REQUIRED ACTION: All entries are to be printed again exactly, with their images omitted.

SOURCE INFORMATION:
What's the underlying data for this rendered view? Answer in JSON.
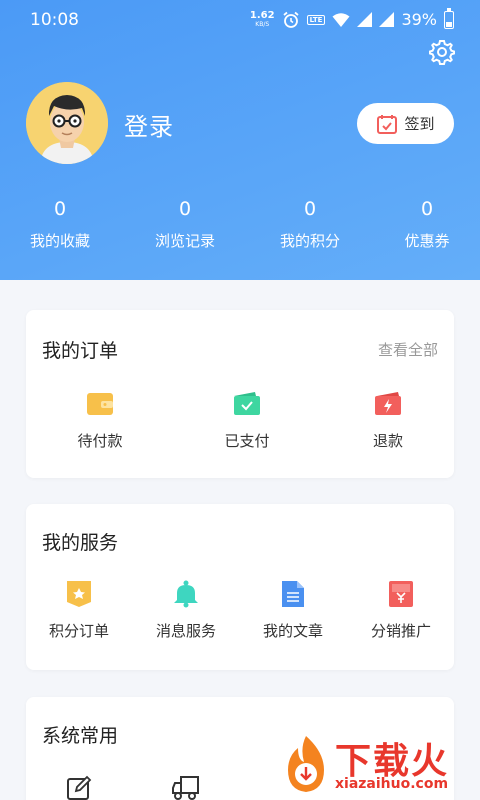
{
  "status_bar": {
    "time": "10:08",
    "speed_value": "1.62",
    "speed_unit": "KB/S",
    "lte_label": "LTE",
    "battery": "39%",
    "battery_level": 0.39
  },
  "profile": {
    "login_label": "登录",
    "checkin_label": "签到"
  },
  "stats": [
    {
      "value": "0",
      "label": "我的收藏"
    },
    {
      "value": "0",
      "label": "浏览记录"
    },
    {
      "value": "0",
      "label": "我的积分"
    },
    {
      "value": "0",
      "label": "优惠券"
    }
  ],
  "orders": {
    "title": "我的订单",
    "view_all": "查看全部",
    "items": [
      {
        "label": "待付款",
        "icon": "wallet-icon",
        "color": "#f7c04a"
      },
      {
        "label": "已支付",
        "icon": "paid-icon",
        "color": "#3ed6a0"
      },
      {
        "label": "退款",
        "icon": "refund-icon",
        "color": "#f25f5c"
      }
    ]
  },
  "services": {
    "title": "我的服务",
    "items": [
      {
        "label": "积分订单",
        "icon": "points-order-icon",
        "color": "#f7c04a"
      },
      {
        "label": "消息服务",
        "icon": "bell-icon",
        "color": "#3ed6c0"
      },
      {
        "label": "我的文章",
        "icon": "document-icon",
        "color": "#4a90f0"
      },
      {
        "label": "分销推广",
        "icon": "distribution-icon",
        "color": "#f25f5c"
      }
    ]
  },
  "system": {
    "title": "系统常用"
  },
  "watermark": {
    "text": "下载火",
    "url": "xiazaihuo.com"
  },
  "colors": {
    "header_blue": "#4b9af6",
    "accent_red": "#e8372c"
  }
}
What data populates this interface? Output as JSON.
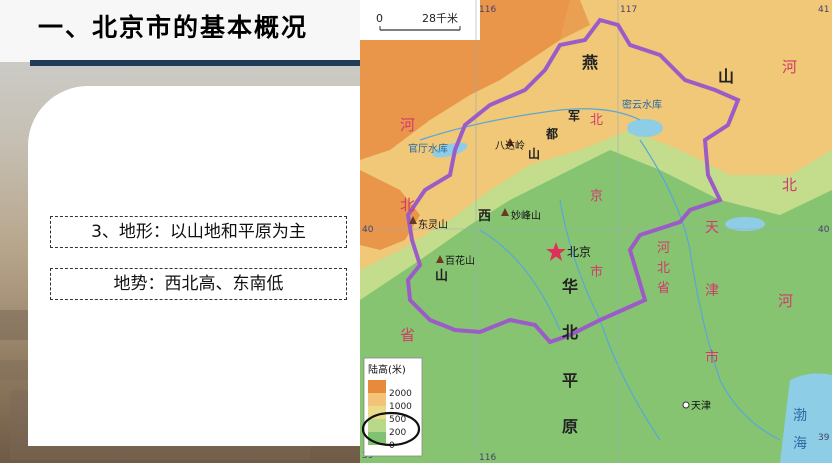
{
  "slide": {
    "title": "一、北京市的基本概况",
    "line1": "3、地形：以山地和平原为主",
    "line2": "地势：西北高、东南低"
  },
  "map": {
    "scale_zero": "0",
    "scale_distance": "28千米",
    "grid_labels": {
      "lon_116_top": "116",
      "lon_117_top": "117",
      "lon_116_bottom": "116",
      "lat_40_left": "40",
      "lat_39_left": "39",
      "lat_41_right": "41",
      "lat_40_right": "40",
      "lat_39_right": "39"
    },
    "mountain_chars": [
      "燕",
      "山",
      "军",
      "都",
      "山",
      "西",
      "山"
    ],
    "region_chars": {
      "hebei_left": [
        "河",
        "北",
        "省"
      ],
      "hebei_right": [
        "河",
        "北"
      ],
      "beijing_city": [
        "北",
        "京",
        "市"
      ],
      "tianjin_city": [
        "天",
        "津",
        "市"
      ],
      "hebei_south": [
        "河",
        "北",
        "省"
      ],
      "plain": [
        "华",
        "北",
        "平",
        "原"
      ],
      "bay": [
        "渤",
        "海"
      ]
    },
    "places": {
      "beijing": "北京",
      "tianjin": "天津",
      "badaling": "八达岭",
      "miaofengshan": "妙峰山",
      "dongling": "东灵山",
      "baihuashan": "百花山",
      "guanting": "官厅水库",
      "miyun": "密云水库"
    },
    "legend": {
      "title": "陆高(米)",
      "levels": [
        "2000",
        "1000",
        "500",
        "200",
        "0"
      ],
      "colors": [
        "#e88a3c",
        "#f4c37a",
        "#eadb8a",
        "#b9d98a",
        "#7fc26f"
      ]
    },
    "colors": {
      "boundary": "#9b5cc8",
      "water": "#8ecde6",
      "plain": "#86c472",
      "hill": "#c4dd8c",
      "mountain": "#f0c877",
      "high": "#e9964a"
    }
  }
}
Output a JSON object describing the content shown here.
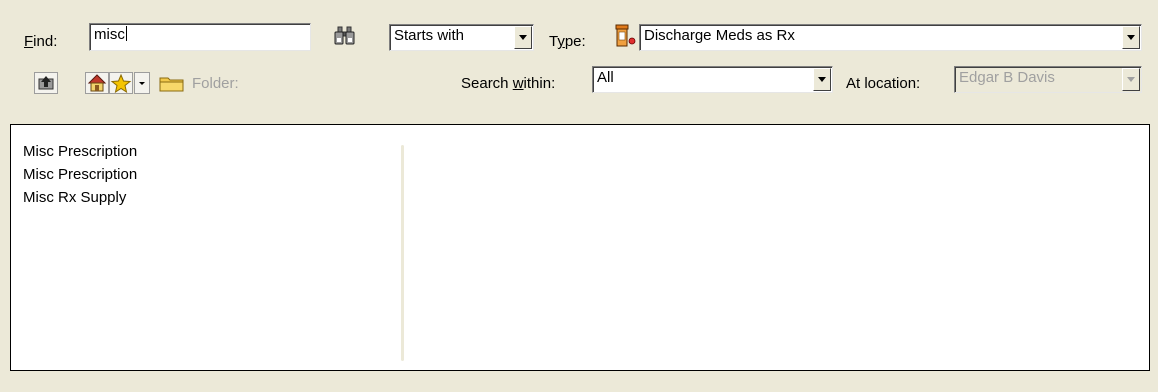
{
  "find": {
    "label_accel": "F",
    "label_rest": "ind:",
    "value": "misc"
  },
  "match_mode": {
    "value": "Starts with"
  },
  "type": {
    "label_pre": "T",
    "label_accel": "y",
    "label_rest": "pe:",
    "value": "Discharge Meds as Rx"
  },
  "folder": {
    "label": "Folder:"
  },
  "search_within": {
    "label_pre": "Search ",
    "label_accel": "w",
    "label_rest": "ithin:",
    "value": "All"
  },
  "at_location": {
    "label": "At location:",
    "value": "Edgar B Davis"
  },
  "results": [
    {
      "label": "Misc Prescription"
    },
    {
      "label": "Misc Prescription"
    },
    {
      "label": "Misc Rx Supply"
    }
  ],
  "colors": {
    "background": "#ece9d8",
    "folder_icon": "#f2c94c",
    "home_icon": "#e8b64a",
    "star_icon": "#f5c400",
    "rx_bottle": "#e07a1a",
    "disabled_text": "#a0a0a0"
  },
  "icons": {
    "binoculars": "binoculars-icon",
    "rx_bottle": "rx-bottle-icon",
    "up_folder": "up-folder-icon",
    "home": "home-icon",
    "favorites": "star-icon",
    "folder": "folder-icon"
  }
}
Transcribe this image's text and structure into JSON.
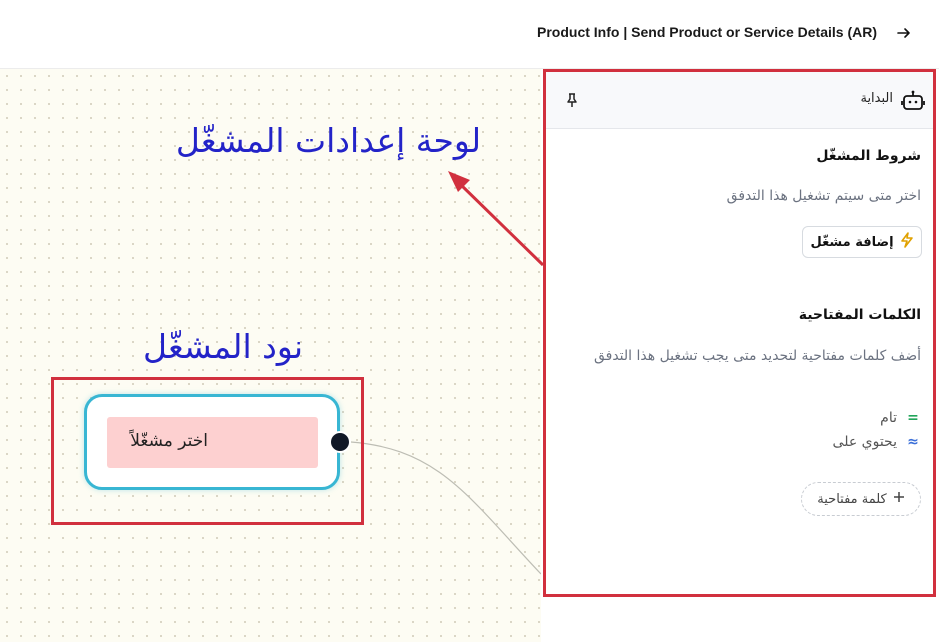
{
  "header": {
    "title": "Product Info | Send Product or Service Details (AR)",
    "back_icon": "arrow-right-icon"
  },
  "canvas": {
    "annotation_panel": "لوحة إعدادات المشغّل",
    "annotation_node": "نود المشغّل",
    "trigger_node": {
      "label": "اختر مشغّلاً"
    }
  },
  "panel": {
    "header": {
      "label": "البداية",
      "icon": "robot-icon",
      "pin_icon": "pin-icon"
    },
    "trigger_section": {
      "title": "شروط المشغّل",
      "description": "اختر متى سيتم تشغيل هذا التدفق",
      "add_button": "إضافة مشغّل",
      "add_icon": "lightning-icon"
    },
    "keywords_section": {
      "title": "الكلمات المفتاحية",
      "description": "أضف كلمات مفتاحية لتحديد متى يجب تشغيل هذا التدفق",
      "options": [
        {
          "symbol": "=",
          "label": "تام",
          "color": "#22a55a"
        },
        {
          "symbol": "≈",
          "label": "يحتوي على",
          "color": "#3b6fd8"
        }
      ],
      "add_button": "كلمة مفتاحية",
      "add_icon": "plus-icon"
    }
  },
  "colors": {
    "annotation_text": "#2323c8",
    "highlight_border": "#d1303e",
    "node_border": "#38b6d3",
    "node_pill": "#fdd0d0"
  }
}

EXERCISE RESPONSE:
What's the underlying data for this rendered view? Answer in JSON.
{
  "status_bar": {
    "time": "10:08",
    "speed_value": "1.62",
    "speed_unit": "KB/S",
    "lte_label": "LTE",
    "battery": "39%",
    "battery_level": 0.39
  },
  "profile": {
    "login_label": "登录",
    "checkin_label": "签到"
  },
  "stats": [
    {
      "value": "0",
      "label": "我的收藏"
    },
    {
      "value": "0",
      "label": "浏览记录"
    },
    {
      "value": "0",
      "label": "我的积分"
    },
    {
      "value": "0",
      "label": "优惠券"
    }
  ],
  "orders": {
    "title": "我的订单",
    "view_all": "查看全部",
    "items": [
      {
        "label": "待付款",
        "icon": "wallet-icon",
        "color": "#f7c04a"
      },
      {
        "label": "已支付",
        "icon": "paid-icon",
        "color": "#3ed6a0"
      },
      {
        "label": "退款",
        "icon": "refund-icon",
        "color": "#f25f5c"
      }
    ]
  },
  "services": {
    "title": "我的服务",
    "items": [
      {
        "label": "积分订单",
        "icon": "points-order-icon",
        "color": "#f7c04a"
      },
      {
        "label": "消息服务",
        "icon": "bell-icon",
        "color": "#3ed6c0"
      },
      {
        "label": "我的文章",
        "icon": "document-icon",
        "color": "#4a90f0"
      },
      {
        "label": "分销推广",
        "icon": "distribution-icon",
        "color": "#f25f5c"
      }
    ]
  },
  "system": {
    "title": "系统常用"
  },
  "watermark": {
    "text": "下载火",
    "url": "xiazaihuo.com"
  },
  "colors": {
    "header_blue": "#4b9af6",
    "accent_red": "#e8372c"
  }
}
What data populates this interface? Output as JSON.
{
  "slide": {
    "title": "一、北京市的基本概况",
    "line1": "3、地形：以山地和平原为主",
    "line2": "地势：西北高、东南低"
  },
  "map": {
    "scale_zero": "0",
    "scale_distance": "28千米",
    "grid_labels": {
      "lon_116_top": "116",
      "lon_117_top": "117",
      "lon_116_bottom": "116",
      "lat_40_left": "40",
      "lat_39_left": "39",
      "lat_41_right": "41",
      "lat_40_right": "40",
      "lat_39_right": "39"
    },
    "mountain_chars": [
      "燕",
      "山",
      "军",
      "都",
      "山",
      "西",
      "山"
    ],
    "region_chars": {
      "hebei_left": [
        "河",
        "北",
        "省"
      ],
      "hebei_right": [
        "河",
        "北"
      ],
      "beijing_city": [
        "北",
        "京",
        "市"
      ],
      "tianjin_city": [
        "天",
        "津",
        "市"
      ],
      "hebei_south": [
        "河",
        "北",
        "省"
      ],
      "plain": [
        "华",
        "北",
        "平",
        "原"
      ],
      "bay": [
        "渤",
        "海"
      ]
    },
    "places": {
      "beijing": "北京",
      "tianjin": "天津",
      "badaling": "八达岭",
      "miaofengshan": "妙峰山",
      "dongling": "东灵山",
      "baihuashan": "百花山",
      "guanting": "官厅水库",
      "miyun": "密云水库"
    },
    "legend": {
      "title": "陆高(米)",
      "levels": [
        "2000",
        "1000",
        "500",
        "200",
        "0"
      ],
      "colors": [
        "#e88a3c",
        "#f4c37a",
        "#eadb8a",
        "#b9d98a",
        "#7fc26f"
      ]
    },
    "colors": {
      "boundary": "#9b5cc8",
      "water": "#8ecde6",
      "plain": "#86c472",
      "hill": "#c4dd8c",
      "mountain": "#f0c877",
      "high": "#e9964a"
    }
  }
}
Output a JSON object describing the content shown here.
{
  "find": {
    "label_accel": "F",
    "label_rest": "ind:",
    "value": "misc"
  },
  "match_mode": {
    "value": "Starts with"
  },
  "type": {
    "label_pre": "T",
    "label_accel": "y",
    "label_rest": "pe:",
    "value": "Discharge Meds as Rx"
  },
  "folder": {
    "label": "Folder:"
  },
  "search_within": {
    "label_pre": "Search ",
    "label_accel": "w",
    "label_rest": "ithin:",
    "value": "All"
  },
  "at_location": {
    "label": "At location:",
    "value": "Edgar B Davis"
  },
  "results": [
    {
      "label": "Misc Prescription"
    },
    {
      "label": "Misc Prescription"
    },
    {
      "label": "Misc Rx Supply"
    }
  ],
  "colors": {
    "background": "#ece9d8",
    "folder_icon": "#f2c94c",
    "home_icon": "#e8b64a",
    "star_icon": "#f5c400",
    "rx_bottle": "#e07a1a",
    "disabled_text": "#a0a0a0"
  },
  "icons": {
    "binoculars": "binoculars-icon",
    "rx_bottle": "rx-bottle-icon",
    "up_folder": "up-folder-icon",
    "home": "home-icon",
    "favorites": "star-icon",
    "folder": "folder-icon"
  }
}
Transcribe this image's text and structure into JSON.
{
  "header": {
    "title": "Product Info | Send Product or Service Details (AR)",
    "back_icon": "arrow-right-icon"
  },
  "canvas": {
    "annotation_panel": "لوحة إعدادات المشغّل",
    "annotation_node": "نود المشغّل",
    "trigger_node": {
      "label": "اختر مشغّلاً"
    }
  },
  "panel": {
    "header": {
      "label": "البداية",
      "icon": "robot-icon",
      "pin_icon": "pin-icon"
    },
    "trigger_section": {
      "title": "شروط المشغّل",
      "description": "اختر متى سيتم تشغيل هذا التدفق",
      "add_button": "إضافة مشغّل",
      "add_icon": "lightning-icon"
    },
    "keywords_section": {
      "title": "الكلمات المفتاحية",
      "description": "أضف كلمات مفتاحية لتحديد متى يجب تشغيل هذا التدفق",
      "options": [
        {
          "symbol": "=",
          "label": "تام",
          "color": "#22a55a"
        },
        {
          "symbol": "≈",
          "label": "يحتوي على",
          "color": "#3b6fd8"
        }
      ],
      "add_button": "كلمة مفتاحية",
      "add_icon": "plus-icon"
    }
  },
  "colors": {
    "annotation_text": "#2323c8",
    "highlight_border": "#d1303e",
    "node_border": "#38b6d3",
    "node_pill": "#fdd0d0"
  }
}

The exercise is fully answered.